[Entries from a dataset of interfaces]
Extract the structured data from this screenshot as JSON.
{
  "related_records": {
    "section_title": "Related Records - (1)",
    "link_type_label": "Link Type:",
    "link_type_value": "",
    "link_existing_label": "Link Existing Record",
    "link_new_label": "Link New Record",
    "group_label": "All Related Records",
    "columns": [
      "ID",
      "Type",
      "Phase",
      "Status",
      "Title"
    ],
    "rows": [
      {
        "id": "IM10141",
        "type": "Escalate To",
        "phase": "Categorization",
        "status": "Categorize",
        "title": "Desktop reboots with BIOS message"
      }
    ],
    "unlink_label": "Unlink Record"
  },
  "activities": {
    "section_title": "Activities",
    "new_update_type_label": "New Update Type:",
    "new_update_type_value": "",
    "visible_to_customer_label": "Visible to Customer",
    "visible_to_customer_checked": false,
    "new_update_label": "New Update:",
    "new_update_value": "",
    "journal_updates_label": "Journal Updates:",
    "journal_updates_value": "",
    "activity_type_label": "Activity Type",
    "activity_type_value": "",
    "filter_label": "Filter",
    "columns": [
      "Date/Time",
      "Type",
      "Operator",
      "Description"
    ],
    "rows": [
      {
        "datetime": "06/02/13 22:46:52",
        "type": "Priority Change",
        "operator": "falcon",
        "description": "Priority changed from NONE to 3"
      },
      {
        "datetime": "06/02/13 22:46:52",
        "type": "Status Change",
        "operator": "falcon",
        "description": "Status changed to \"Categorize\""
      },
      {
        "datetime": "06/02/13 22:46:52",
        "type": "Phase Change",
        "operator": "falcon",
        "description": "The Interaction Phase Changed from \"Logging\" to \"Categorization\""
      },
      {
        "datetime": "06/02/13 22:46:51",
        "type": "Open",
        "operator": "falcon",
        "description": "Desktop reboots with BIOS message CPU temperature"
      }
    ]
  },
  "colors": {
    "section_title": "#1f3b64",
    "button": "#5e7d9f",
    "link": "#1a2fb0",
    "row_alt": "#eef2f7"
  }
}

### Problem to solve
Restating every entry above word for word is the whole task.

### Written solution
Extract the structured data from this screenshot as JSON.
{
  "related_records": {
    "section_title": "Related Records - (1)",
    "link_type_label": "Link Type:",
    "link_type_value": "",
    "link_existing_label": "Link Existing Record",
    "link_new_label": "Link New Record",
    "group_label": "All Related Records",
    "columns": [
      "ID",
      "Type",
      "Phase",
      "Status",
      "Title"
    ],
    "rows": [
      {
        "id": "IM10141",
        "type": "Escalate To",
        "phase": "Categorization",
        "status": "Categorize",
        "title": "Desktop reboots with BIOS message"
      }
    ],
    "unlink_label": "Unlink Record"
  },
  "activities": {
    "section_title": "Activities",
    "new_update_type_label": "New Update Type:",
    "new_update_type_value": "",
    "visible_to_customer_label": "Visible to Customer",
    "visible_to_customer_checked": false,
    "new_update_label": "New Update:",
    "new_update_value": "",
    "journal_updates_label": "Journal Updates:",
    "journal_updates_value": "",
    "activity_type_label": "Activity Type",
    "activity_type_value": "",
    "filter_label": "Filter",
    "columns": [
      "Date/Time",
      "Type",
      "Operator",
      "Description"
    ],
    "rows": [
      {
        "datetime": "06/02/13 22:46:52",
        "type": "Priority Change",
        "operator": "falcon",
        "description": "Priority changed from NONE to 3"
      },
      {
        "datetime": "06/02/13 22:46:52",
        "type": "Status Change",
        "operator": "falcon",
        "description": "Status changed to \"Categorize\""
      },
      {
        "datetime": "06/02/13 22:46:52",
        "type": "Phase Change",
        "operator": "falcon",
        "description": "The Interaction Phase Changed from \"Logging\" to \"Categorization\""
      },
      {
        "datetime": "06/02/13 22:46:51",
        "type": "Open",
        "operator": "falcon",
        "description": "Desktop reboots with BIOS message CPU temperature"
      }
    ]
  },
  "colors": {
    "section_title": "#1f3b64",
    "button": "#5e7d9f",
    "link": "#1a2fb0",
    "row_alt": "#eef2f7"
  }
}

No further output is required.